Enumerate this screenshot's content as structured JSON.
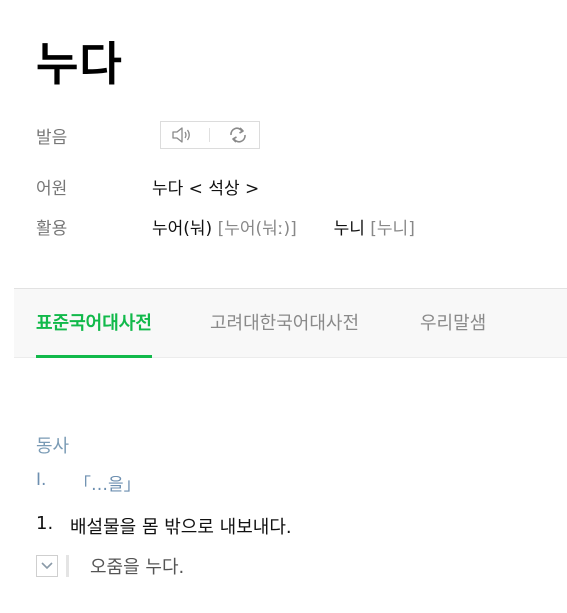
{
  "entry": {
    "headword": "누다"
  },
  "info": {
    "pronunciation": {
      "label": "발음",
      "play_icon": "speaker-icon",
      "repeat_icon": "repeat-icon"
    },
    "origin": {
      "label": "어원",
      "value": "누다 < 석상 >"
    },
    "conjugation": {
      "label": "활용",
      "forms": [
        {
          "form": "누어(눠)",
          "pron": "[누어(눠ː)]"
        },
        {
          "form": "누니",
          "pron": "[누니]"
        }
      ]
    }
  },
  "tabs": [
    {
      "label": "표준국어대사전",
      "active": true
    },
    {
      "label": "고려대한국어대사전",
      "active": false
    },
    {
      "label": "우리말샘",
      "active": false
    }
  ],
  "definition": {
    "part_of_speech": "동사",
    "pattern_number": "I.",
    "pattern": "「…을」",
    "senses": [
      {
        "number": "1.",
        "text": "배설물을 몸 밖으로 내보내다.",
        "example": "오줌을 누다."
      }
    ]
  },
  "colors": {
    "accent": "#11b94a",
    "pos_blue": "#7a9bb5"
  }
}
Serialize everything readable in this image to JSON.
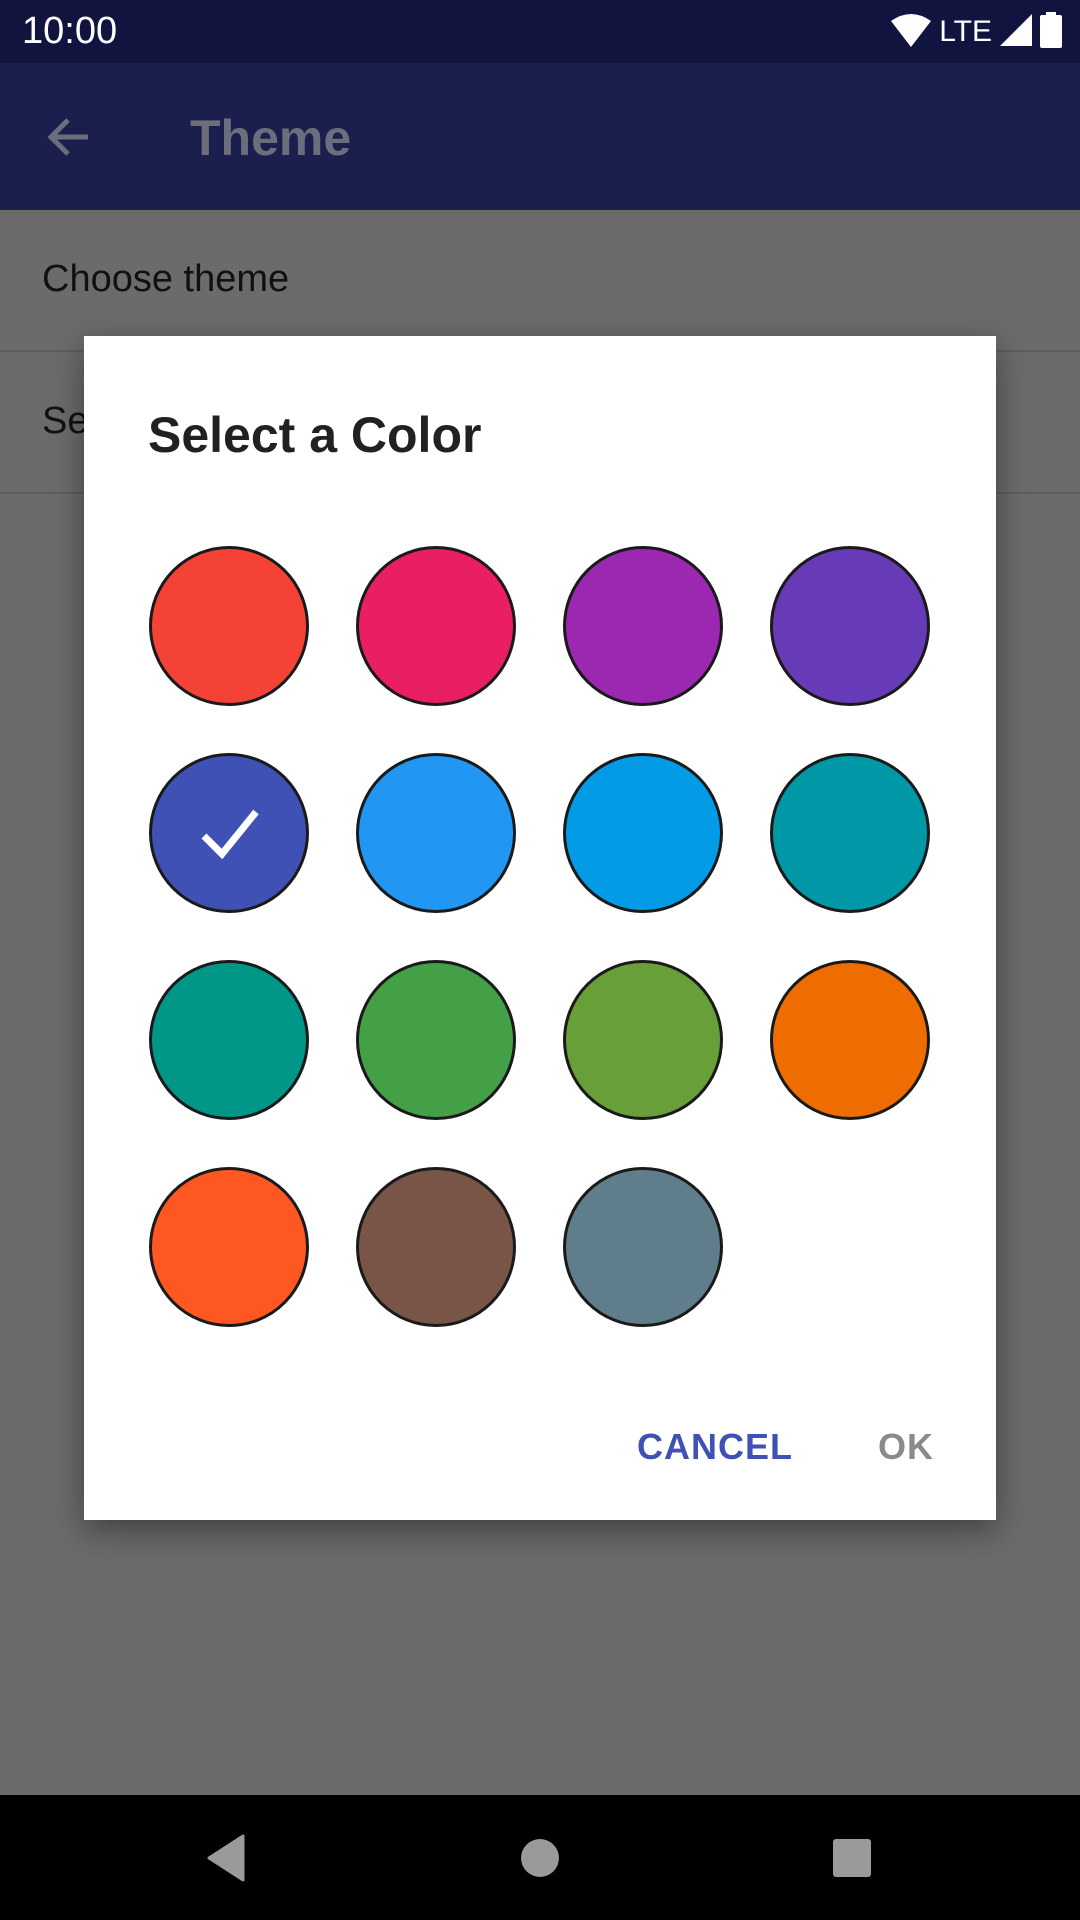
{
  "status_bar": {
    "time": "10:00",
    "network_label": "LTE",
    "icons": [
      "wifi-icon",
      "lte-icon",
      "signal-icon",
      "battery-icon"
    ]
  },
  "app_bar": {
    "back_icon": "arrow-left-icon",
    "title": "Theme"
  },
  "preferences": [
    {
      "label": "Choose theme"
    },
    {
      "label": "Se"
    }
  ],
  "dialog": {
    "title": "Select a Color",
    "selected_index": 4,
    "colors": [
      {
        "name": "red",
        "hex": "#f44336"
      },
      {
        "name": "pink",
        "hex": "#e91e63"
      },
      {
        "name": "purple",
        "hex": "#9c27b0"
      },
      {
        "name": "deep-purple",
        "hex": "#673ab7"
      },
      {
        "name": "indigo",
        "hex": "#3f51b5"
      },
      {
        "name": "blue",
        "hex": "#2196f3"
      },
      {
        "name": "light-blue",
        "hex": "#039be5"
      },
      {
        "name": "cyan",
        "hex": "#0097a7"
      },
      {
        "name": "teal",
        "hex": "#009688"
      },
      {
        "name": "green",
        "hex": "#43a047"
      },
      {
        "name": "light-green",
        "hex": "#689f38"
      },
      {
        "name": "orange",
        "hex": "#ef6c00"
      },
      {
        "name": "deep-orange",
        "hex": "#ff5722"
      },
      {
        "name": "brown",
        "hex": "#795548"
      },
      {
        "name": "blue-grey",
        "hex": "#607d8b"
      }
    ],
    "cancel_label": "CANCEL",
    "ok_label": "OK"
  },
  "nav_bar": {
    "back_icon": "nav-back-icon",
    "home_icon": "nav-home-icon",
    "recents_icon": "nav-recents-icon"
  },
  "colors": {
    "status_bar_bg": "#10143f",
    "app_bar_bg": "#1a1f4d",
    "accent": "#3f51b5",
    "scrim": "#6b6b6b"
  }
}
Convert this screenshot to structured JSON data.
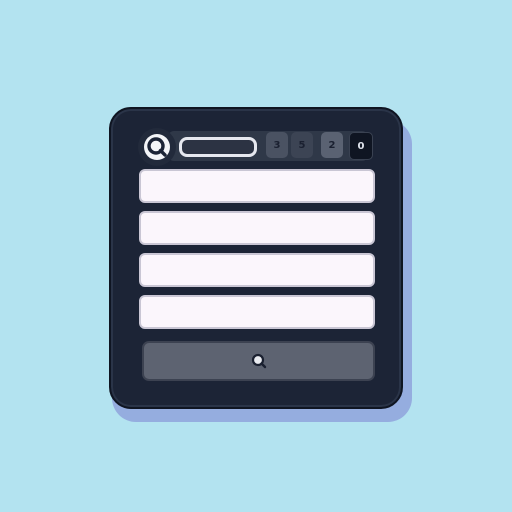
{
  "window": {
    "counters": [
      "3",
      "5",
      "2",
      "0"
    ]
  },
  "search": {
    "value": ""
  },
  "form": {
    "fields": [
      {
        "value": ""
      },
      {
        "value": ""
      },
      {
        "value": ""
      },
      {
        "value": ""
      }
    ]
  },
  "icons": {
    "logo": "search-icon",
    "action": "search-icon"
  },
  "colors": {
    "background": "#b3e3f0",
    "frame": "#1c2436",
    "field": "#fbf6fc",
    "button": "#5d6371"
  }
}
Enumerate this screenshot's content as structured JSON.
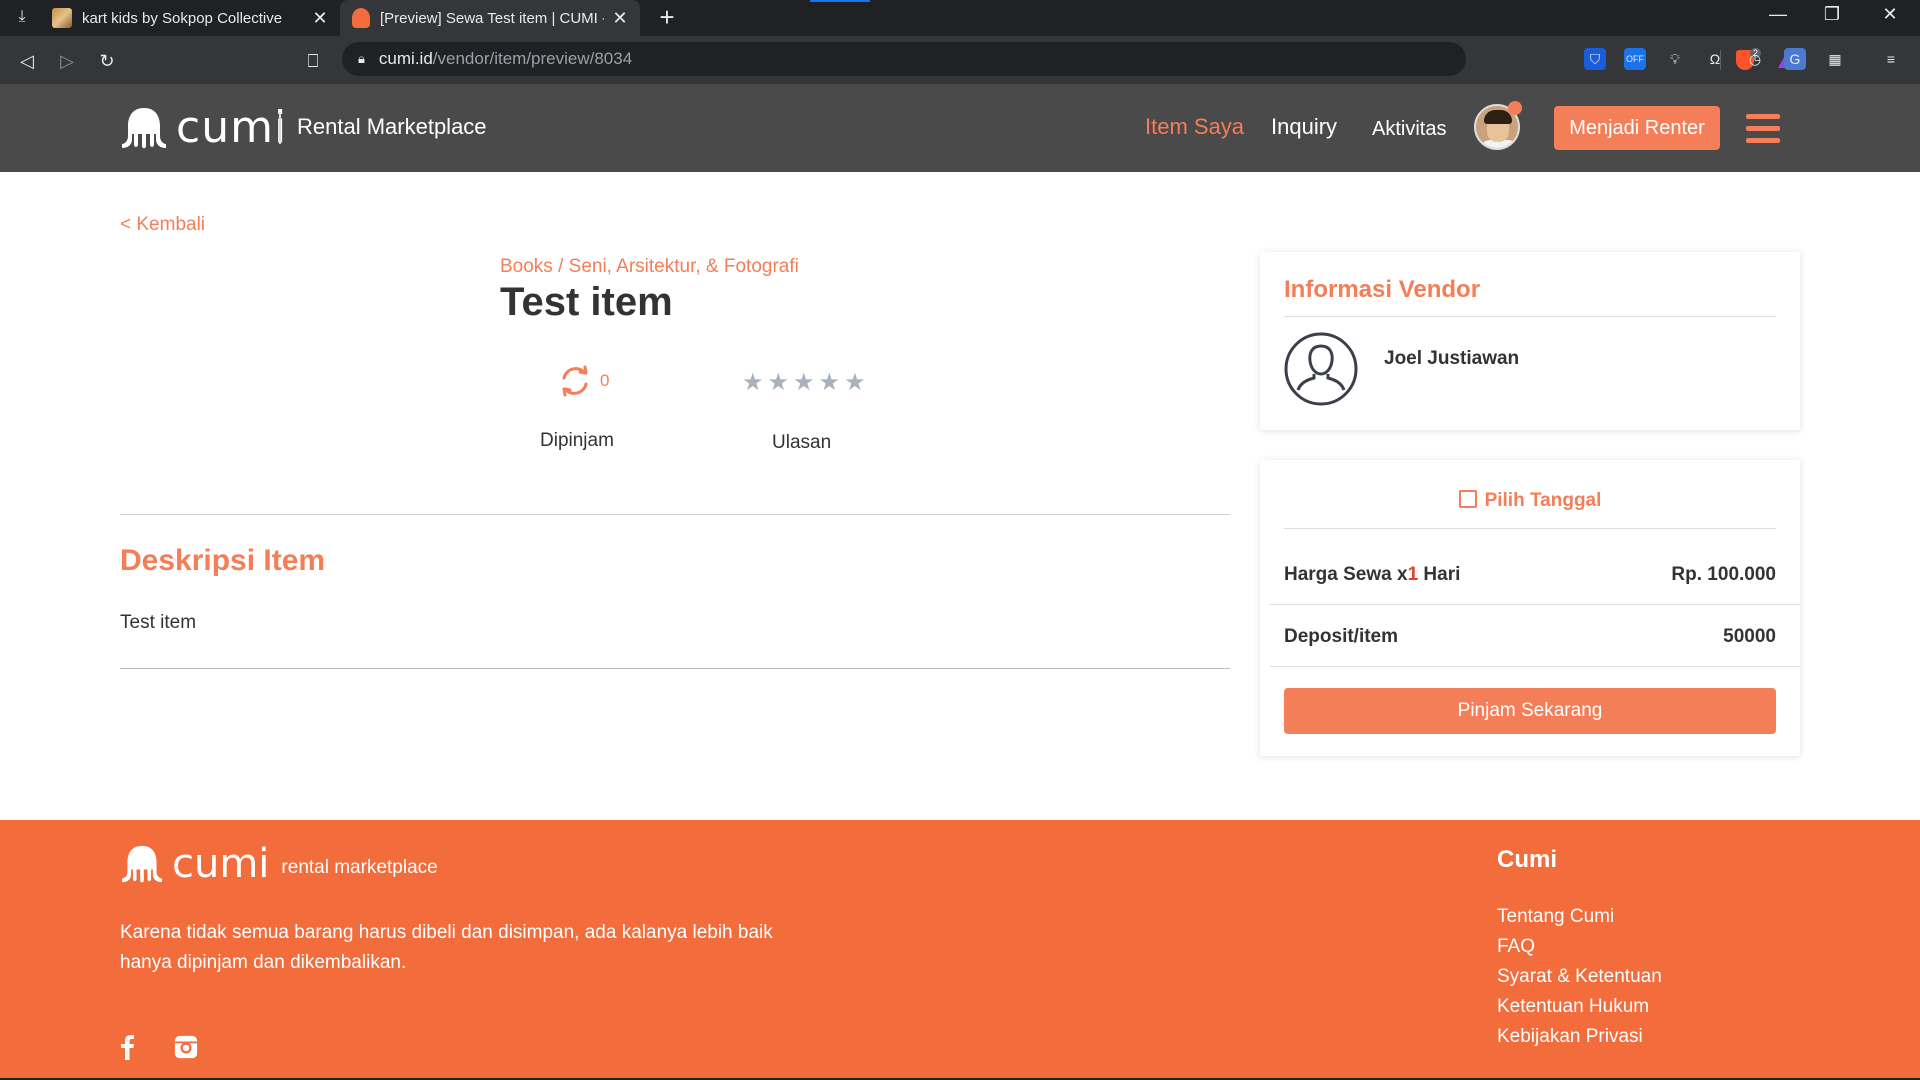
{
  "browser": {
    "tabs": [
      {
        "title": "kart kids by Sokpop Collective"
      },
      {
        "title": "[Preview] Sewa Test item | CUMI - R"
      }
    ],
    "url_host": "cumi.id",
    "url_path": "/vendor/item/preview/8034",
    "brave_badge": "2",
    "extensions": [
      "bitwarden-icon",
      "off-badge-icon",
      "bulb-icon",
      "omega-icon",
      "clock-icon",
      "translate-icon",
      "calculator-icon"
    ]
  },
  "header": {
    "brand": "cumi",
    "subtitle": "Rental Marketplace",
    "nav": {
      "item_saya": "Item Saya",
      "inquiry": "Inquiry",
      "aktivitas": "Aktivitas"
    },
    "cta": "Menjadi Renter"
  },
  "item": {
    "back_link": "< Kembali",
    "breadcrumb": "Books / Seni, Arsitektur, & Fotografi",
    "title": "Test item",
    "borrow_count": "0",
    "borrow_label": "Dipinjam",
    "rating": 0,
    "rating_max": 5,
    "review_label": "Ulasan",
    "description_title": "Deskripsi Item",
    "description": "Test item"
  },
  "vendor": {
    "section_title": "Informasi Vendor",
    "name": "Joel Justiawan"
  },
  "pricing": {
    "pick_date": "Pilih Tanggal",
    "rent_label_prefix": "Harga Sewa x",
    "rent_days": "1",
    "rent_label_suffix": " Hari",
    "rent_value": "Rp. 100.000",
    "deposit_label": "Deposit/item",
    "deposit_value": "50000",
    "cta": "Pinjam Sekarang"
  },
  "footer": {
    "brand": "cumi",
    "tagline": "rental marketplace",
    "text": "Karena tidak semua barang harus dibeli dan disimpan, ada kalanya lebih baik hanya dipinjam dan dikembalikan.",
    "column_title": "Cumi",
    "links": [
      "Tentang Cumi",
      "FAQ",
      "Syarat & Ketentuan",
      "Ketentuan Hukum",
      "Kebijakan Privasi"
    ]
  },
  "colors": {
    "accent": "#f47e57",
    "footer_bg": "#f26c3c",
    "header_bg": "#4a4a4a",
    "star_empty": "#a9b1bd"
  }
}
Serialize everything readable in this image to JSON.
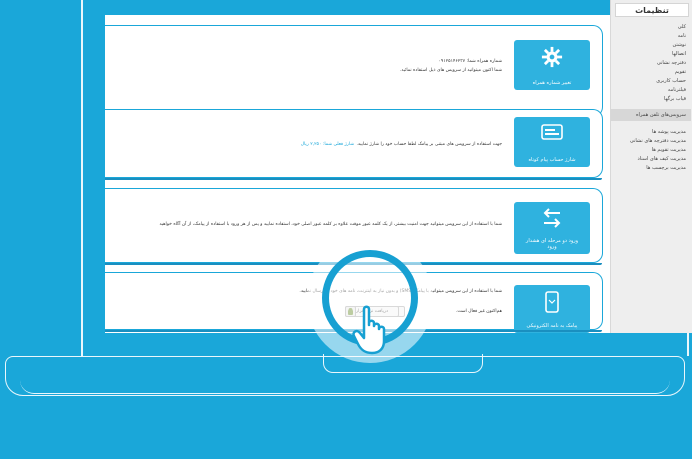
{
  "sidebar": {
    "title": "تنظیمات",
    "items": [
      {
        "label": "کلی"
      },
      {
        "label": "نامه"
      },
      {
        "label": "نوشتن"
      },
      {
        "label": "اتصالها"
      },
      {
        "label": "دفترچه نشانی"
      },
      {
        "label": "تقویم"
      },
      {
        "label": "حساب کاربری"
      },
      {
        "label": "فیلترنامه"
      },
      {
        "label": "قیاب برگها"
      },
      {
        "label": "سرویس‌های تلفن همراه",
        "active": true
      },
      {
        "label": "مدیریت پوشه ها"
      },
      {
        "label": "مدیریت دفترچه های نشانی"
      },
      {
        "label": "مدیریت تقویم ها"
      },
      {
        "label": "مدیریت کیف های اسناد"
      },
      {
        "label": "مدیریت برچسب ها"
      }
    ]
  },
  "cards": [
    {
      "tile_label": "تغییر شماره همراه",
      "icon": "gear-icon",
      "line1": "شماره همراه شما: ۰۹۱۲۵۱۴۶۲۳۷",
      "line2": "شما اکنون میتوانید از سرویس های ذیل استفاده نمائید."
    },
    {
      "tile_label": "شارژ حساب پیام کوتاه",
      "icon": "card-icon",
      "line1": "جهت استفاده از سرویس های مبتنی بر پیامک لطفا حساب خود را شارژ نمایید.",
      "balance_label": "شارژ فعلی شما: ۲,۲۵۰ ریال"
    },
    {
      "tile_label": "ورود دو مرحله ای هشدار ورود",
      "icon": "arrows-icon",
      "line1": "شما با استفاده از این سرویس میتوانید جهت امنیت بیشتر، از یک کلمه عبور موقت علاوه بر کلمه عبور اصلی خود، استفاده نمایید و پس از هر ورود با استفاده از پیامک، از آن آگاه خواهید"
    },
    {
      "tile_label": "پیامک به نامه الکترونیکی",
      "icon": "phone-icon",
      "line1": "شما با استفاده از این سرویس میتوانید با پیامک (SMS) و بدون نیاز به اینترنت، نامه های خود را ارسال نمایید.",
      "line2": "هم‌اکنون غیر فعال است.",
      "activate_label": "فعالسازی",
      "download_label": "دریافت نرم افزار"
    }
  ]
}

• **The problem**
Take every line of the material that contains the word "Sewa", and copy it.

• **The completed task**
        "title": "[Preview] Sewa Test item | CUMI - R"
    "rent_label_prefix": "Harga Sewa x",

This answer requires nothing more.